Ideas for sacks use, as well as instruction sheets, were printed in many magazines published for the rural audience. Local newspapers featured patterns for home sewing and high school “domestic science” classes.
Updated Print Styles
At the height of World War II, there was an increase in textile shortages, particularly for garments. The U.S. textile production was funneled into the war effort. In 1943, the War Production Board restricted cotton print cloth to military and industrial uses.
Therefore, dresses using quality fabrics disappeared from retail counters. But for rural housewives, this was not their problem as textile used for feed sacks was under the "industrial" category.
Because of this, many manufacturers felt pressured to offer feed sacks that were not merely colorful but also with the latest style prints.
During the post-war, paper bags were started to outshine fabric bags because they were cost-effective. Accordingly, this led bag manufacturers to intensify their marketing strategy by holding the farm wife's purchasing power.
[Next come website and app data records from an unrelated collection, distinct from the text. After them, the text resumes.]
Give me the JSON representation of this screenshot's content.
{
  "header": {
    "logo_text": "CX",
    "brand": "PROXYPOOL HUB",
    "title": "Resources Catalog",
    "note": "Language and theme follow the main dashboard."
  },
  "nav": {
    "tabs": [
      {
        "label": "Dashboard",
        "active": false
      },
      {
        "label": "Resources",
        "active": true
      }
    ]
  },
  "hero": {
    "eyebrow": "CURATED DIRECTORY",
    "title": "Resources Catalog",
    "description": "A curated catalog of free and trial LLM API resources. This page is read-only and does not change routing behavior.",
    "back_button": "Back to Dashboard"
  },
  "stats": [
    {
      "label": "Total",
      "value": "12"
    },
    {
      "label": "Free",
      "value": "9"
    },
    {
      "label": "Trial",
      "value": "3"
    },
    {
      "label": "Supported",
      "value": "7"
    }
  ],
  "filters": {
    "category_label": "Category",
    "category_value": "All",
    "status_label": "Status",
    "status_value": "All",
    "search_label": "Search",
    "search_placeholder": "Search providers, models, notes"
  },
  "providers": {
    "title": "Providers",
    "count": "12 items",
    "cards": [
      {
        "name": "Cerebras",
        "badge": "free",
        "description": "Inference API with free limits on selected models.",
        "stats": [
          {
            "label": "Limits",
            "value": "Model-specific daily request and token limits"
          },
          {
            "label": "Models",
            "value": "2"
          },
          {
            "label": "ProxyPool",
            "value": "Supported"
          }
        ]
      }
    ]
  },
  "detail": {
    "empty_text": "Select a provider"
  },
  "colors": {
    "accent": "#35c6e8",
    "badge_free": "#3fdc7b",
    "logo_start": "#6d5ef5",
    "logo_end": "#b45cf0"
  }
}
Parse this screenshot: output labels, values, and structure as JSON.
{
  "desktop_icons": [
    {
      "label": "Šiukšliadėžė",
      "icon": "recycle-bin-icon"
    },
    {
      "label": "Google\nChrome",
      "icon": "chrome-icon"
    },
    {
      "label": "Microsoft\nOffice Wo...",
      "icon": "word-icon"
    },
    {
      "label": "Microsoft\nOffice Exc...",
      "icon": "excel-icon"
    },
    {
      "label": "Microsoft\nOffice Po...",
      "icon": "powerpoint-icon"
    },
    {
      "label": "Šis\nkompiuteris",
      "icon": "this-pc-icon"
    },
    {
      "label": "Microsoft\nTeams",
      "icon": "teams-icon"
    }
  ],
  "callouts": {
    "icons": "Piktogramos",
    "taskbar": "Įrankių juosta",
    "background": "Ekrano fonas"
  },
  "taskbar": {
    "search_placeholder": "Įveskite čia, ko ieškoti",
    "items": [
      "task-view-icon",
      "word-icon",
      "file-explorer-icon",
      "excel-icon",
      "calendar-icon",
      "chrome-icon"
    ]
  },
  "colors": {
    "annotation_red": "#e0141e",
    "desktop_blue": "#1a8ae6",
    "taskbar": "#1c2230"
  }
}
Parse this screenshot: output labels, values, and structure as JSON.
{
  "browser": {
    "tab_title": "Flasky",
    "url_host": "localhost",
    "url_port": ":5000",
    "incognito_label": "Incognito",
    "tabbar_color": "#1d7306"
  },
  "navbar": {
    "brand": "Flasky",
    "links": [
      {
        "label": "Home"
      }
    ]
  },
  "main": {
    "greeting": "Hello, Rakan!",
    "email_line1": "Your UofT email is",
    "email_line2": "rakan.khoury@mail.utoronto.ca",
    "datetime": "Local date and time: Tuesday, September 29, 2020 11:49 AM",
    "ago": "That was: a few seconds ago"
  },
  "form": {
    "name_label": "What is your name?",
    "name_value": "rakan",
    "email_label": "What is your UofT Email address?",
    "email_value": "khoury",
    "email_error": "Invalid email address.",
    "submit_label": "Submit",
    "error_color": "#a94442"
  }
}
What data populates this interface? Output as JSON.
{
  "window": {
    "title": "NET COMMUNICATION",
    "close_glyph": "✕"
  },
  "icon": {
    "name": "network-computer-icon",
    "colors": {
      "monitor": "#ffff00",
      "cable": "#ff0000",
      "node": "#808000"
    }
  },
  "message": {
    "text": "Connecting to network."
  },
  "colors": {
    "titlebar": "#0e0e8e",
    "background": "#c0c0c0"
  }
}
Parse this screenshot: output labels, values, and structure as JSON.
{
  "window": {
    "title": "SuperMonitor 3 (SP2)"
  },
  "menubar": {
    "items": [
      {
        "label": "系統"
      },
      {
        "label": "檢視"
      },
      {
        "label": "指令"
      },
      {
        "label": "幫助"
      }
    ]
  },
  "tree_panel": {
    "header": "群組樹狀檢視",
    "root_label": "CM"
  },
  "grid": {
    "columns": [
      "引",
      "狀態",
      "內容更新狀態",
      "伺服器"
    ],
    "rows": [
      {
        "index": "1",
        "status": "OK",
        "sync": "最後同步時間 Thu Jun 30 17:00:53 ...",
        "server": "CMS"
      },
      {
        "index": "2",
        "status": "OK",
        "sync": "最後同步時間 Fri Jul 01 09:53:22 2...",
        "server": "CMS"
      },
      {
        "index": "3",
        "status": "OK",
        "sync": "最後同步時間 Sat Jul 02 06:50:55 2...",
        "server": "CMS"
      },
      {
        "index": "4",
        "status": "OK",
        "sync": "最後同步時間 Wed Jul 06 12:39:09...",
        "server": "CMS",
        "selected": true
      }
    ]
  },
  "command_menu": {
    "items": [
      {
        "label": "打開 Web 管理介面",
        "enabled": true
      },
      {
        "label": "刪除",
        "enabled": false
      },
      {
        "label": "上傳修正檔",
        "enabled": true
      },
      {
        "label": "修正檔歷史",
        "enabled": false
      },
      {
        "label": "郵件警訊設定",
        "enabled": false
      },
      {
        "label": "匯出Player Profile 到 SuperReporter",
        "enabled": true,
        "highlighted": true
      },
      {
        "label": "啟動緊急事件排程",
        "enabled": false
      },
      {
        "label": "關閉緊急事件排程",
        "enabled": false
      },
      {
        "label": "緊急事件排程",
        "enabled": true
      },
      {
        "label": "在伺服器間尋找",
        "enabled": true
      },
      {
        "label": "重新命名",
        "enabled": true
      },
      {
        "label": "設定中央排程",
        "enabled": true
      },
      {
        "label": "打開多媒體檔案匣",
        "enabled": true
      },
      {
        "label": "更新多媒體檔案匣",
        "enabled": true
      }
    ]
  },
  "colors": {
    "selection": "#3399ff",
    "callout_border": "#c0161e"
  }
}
The National Cotton Council and the Textile Bag Manufacturers Association partnered with Simplicity and McCalls pattern companies to further promote the purchase of feed sacks. Both business and trade organizations sponsored fashion shows and design competitions.
By 1947 major bag manufacturers had hired nationally and internationally textile designers. They ensured that their sacks offered the most up-to-date prints based on styles selected by rural homemakers through local surveys.
"In terms of fashion history, this fact alone is a truly unique example of the farm wife influencing the 'high end' of the fashion process. Sales of feeds, bags, and cotton fiber depended heavily on the farm wife wanting a particular print, and millers and bag manufacturers actively sought to meet that demand. The American farm wife became the target market." -- Prof. Brandes
Similar prints for the family
Two sacks are required to make an adult dress. Therefore, whenever husbands go to feed stores in towns, which was then considered a mission because of the lack of transportation, they hoped to buy feed sacks in similar prints for their wives. The farmwives already told their husbands which ones they should get.
Of course, there were instances in which they cannot acquire sacks with similar designs. If this was the case, the women cut these fabrics into small squares and quilt them. Apart from this, rural families saved their empty sacks and traded them to their neighbors in exchange for the patterns they preferred.
Some even traded baked goods to other farmers to get the designs they already had. Most of the time, mothers and their children wore similar patterns, making them distinguishable in school, church, and community events.
Towards the latter part of the 1950s, the production of feed sacks began to decline. Millers started to use paper bags for their products as they shifted their focus on large-scale chicken farms.
Nevertheless, using sacks as clothing represent a critical zeitgeist in the American culture that emphasized rural American life.
Currently, these printed feed sacks can still be bought online, particularly on eBay, as a vintage collection.